Why’s it called Sisters? Credit for the name goes to the good folks at Bilbao-based design firm Eider Corral. Like human siblings, each Sister’s style contains the DNA of the entire family.
What are its distinguishing characteristics? The typeface contains four all-cap fonts that share foundational principles of construction, yet complement each other (as sisters do) by celebrating their differences. Variations in contrast, weight, and design characteristics result in distinct styles dubbed Sisters One through Sister Four. Sisters One, the eldest sibling, is the starting point for the other versions. Sisters Two features a bit more contrast, and Sisters Three characters have an equalized stroke weight. The festive and retro-elegant Sisters Four adds an Art Deco touch to the letterforms of Sisters Two. Across all the families, tall thin characters such as R, P, S, and T contrast beautifully with a perfectly round, full-bellied O. The font supports Latin and Central European languages.
What should I use it for?
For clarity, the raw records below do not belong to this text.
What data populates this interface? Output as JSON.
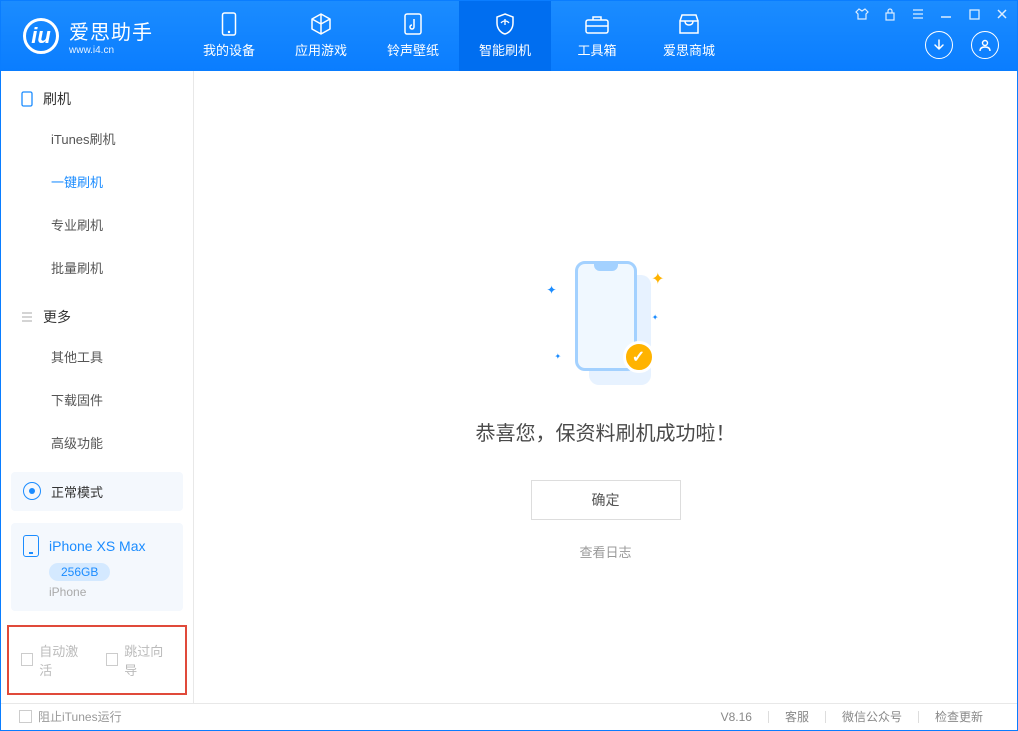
{
  "app": {
    "name_cn": "爱思助手",
    "name_en": "www.i4.cn"
  },
  "nav": {
    "tabs": [
      {
        "label": "我的设备"
      },
      {
        "label": "应用游戏"
      },
      {
        "label": "铃声壁纸"
      },
      {
        "label": "智能刷机"
      },
      {
        "label": "工具箱"
      },
      {
        "label": "爱思商城"
      }
    ]
  },
  "sidebar": {
    "section1_title": "刷机",
    "items1": [
      {
        "label": "iTunes刷机"
      },
      {
        "label": "一键刷机"
      },
      {
        "label": "专业刷机"
      },
      {
        "label": "批量刷机"
      }
    ],
    "section2_title": "更多",
    "items2": [
      {
        "label": "其他工具"
      },
      {
        "label": "下载固件"
      },
      {
        "label": "高级功能"
      }
    ],
    "mode_label": "正常模式",
    "device": {
      "name": "iPhone XS Max",
      "capacity": "256GB",
      "type": "iPhone"
    },
    "check1_label": "自动激活",
    "check2_label": "跳过向导"
  },
  "main": {
    "success_text": "恭喜您，保资料刷机成功啦！",
    "ok_button": "确定",
    "log_link": "查看日志"
  },
  "footer": {
    "block_itunes": "阻止iTunes运行",
    "version": "V8.16",
    "support": "客服",
    "wechat": "微信公众号",
    "update": "检查更新"
  }
}
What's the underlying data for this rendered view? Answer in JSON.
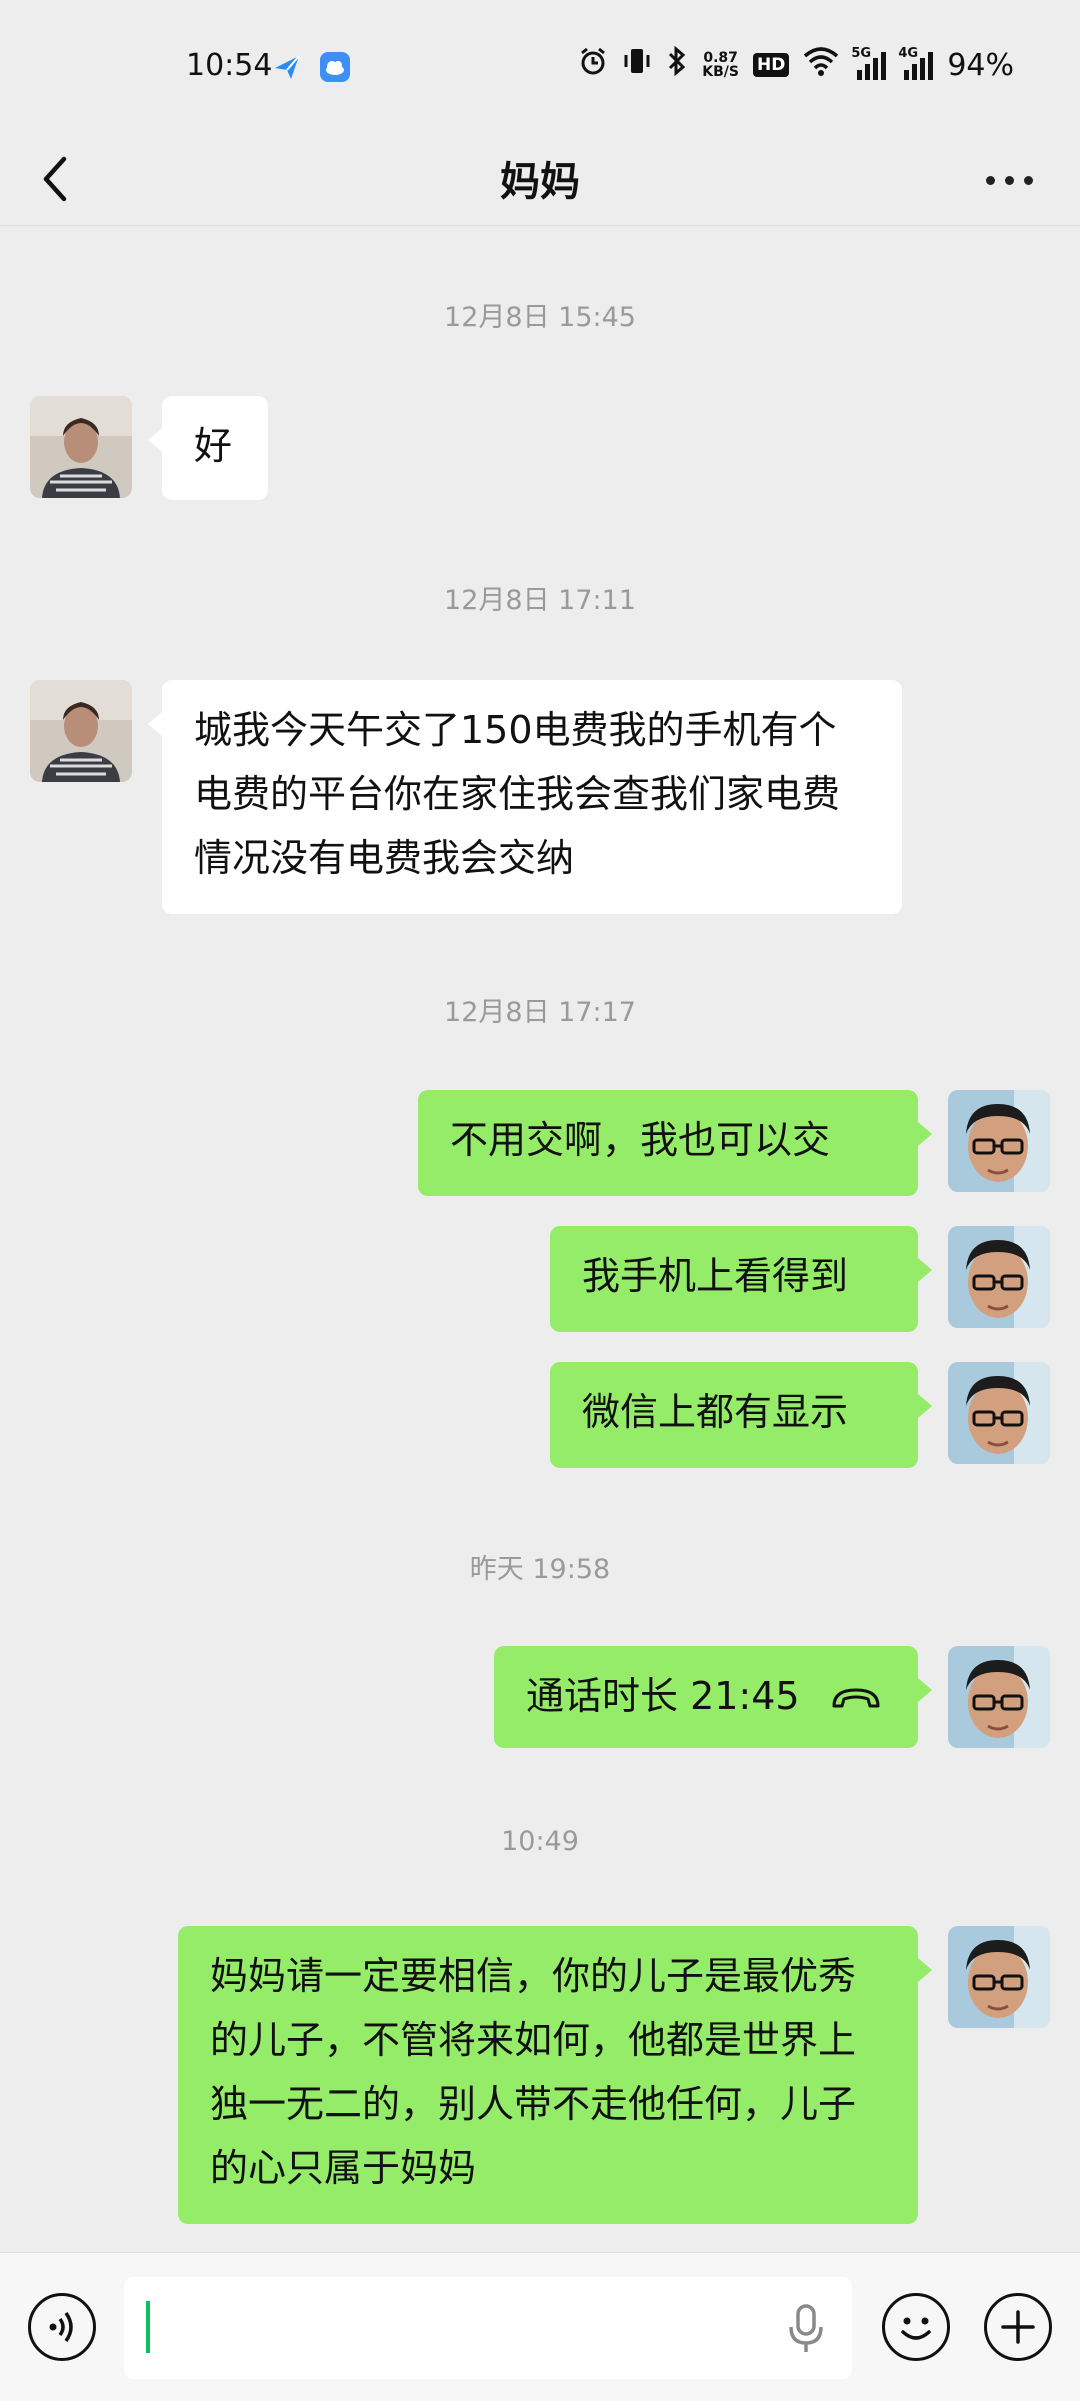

Any of the four Sisters is an apt choice for titles and display for magazine, branding, or packaging projects where you want to add a bit of rhythm provided by the variation between narrow and wide characters.
What other typefaces do you like to pair it with? Geometric or monospace sans serif faces feel too close—like first cousins!—to marry with the Sisters. Stick with something like Tofino for a sans serif, or Dover Text for a serif. Either can join the party like a long-lost relative.